The British did not like Indian food and taught their khansamas to prepare dishes from their own hometowns. However, over a period of time, a few local ingredients were added to the dishes, and they experimented with making puddings and sweets using local ingredients. Their soups were seasoned with cumin and pepper, roasts were cooked in whole spices like cloves, pepper and cinnamon, and rissoles and croquettes flavored with turmeric and spices. Mulligatawny Soup, Meat Jalfraze, Devilled Beef and Pork were some of these early innovations.

 

Anglo-Indian Cuisine is a gourmet’s delight mostly because it makes use of spices like pepper, bay leaves, cloves, nutmeg, and cinnamon. Indian garnishes like chillies, cumin, coriander, turmeric, ginger, garlic, and vinegar are also added in moderation. Yogurt and milk are used in certain preparations to offset pungency. Many dishes have rhyming alliterative names like Doldol, Kalkal, Ding-Ding and Posthole! The very nomenclature of these dishes is unique and original, and synonymous only with the Anglo-Indian community.

However over a period of time, Anglo-Indian cooking became more Indian than British and more regional. Local ingredients and flavours of a particular region were incorporated in the dishes while the basic ingredients remained the same throughout the country. Coconut-based curries were popular in Anglo-Indian dishes in the south, while mustard oil and fresh water fish were popular ingredients in the Anglo-Indian dishes of Calcutta and West Bengal. And a strong Mughlai influence seeped into Anglo-Indian dishes cooked in Lucknow and parts of North of India. But today, in a world fast morphing into a Global Village, many of the old traditional colonial dishes are not prepared in Anglo-Indian homes, as recipes have died with the older generation who cooked with intuition and memory rather than from written notes. With the intention of preserving those authentic tastes and flavours, I have published six recipe books exclusively on Anglo-Indian cuisine.
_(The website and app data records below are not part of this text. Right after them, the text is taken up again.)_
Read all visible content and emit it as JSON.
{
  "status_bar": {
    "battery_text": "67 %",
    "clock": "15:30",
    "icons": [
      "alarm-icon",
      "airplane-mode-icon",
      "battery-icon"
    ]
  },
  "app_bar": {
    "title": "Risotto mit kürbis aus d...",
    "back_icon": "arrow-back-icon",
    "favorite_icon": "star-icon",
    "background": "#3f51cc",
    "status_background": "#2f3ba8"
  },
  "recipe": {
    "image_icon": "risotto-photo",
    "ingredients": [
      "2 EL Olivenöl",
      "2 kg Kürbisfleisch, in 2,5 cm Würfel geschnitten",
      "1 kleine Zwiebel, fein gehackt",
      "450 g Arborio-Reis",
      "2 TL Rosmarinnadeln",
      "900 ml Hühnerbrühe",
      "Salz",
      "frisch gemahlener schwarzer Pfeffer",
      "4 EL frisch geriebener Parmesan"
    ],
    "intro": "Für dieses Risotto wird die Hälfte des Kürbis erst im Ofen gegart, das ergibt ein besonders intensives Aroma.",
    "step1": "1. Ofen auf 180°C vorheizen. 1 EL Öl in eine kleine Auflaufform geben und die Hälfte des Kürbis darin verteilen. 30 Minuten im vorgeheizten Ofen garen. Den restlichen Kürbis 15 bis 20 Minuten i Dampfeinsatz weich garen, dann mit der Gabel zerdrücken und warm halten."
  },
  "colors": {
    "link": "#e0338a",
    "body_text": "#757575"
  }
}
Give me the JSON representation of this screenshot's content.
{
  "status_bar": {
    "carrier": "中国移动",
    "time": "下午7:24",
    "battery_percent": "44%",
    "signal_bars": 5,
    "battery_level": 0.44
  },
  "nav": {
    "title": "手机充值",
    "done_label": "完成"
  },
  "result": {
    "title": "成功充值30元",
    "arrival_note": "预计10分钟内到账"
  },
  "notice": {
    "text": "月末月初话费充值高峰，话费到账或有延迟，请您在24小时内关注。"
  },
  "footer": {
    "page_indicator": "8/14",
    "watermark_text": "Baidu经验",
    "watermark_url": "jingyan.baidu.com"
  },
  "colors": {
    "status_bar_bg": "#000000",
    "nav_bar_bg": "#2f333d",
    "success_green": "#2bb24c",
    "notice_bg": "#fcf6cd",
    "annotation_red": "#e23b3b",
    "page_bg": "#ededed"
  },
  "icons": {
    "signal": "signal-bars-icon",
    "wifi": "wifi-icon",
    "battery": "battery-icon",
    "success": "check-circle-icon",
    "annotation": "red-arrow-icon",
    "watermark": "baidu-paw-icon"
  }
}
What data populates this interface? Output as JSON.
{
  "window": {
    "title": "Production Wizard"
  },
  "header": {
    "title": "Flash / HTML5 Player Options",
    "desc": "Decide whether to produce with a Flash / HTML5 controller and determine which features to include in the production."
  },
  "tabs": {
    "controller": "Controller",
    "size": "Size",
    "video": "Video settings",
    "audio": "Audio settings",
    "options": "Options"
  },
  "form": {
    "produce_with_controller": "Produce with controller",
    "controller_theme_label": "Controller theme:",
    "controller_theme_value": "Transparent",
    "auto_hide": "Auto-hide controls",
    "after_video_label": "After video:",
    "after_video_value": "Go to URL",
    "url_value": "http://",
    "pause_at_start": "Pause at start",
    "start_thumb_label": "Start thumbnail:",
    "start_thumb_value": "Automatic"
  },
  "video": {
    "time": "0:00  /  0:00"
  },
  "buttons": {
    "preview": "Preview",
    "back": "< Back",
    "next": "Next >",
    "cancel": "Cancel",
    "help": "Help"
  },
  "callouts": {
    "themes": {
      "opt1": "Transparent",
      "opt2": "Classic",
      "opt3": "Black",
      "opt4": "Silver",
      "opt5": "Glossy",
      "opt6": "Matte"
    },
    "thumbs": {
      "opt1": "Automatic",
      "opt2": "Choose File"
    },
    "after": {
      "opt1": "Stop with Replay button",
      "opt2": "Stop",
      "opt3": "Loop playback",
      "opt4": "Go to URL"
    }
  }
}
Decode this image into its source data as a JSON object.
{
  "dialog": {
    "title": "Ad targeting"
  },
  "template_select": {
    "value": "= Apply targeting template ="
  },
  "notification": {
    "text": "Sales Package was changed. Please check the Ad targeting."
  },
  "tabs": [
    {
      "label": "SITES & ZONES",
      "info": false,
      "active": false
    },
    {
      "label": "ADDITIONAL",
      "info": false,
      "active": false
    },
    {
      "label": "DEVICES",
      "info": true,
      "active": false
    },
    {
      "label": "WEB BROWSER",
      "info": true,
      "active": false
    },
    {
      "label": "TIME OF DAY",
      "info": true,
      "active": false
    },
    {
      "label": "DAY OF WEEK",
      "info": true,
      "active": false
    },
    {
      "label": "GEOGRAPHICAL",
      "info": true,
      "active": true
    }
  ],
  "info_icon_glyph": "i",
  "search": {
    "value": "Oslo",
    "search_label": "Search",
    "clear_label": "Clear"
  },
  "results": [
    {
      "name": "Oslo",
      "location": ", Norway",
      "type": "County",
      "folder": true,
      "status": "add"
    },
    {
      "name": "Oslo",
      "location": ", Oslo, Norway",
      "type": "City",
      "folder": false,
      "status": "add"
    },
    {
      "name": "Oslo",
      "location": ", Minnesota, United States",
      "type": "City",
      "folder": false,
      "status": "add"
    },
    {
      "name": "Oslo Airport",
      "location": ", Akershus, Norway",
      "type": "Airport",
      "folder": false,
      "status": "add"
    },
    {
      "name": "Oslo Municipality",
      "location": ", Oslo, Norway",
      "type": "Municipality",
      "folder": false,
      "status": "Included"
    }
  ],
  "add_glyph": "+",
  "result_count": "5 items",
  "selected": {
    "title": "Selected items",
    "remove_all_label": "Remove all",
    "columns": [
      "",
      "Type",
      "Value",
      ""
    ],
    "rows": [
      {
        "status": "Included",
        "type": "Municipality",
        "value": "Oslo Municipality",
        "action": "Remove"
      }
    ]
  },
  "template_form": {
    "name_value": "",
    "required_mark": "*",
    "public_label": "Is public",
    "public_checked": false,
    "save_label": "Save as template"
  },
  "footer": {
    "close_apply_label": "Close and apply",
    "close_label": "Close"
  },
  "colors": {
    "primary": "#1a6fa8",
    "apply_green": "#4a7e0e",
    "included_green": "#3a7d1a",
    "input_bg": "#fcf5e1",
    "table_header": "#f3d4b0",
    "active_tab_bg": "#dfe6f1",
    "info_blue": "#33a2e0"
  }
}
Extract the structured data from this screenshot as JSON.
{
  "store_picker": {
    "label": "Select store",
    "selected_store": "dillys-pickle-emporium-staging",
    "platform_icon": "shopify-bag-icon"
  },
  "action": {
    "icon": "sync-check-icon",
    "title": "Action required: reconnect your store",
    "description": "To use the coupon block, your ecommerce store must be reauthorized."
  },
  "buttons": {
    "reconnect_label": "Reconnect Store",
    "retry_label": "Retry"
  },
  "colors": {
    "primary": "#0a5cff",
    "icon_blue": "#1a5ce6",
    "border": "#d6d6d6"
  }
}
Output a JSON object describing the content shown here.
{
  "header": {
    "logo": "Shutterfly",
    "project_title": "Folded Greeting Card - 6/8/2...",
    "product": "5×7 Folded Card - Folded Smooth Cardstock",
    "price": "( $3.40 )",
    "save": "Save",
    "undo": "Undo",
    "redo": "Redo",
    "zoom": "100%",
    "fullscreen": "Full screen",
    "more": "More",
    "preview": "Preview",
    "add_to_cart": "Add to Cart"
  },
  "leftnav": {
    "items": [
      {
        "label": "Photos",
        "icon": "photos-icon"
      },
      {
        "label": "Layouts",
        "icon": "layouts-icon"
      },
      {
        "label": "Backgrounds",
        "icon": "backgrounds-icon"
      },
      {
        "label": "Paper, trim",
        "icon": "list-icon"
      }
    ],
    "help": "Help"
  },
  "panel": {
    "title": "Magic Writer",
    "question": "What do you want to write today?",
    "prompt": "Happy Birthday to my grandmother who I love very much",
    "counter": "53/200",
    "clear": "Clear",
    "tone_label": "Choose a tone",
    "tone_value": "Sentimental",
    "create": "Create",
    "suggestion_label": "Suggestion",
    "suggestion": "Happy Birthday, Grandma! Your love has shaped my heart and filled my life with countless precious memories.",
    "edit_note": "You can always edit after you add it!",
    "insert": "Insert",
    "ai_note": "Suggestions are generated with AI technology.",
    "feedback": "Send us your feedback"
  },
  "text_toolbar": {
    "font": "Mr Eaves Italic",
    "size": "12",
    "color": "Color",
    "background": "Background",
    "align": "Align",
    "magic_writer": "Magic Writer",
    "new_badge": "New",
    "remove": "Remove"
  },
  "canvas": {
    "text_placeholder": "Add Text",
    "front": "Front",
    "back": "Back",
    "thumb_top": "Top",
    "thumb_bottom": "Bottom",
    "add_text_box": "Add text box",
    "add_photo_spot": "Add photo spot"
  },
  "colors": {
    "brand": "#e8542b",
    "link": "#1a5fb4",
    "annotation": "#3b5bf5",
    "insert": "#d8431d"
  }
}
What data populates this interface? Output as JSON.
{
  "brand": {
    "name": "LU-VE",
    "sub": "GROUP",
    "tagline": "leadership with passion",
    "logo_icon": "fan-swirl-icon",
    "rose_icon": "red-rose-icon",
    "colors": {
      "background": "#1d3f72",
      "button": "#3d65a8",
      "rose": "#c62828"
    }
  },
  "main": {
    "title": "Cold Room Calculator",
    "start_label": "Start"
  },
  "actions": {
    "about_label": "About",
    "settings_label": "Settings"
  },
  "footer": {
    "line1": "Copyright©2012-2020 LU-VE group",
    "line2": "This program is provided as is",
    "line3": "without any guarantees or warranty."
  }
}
This personal collection of recipes was compiled with the intent of reviving the old tastes of the colonial era, and thereby preserving the culinary culture and heritage of the Anglo-Indian Community.

Photography by Krishanu Chatterjee
Posted: January 6, 2017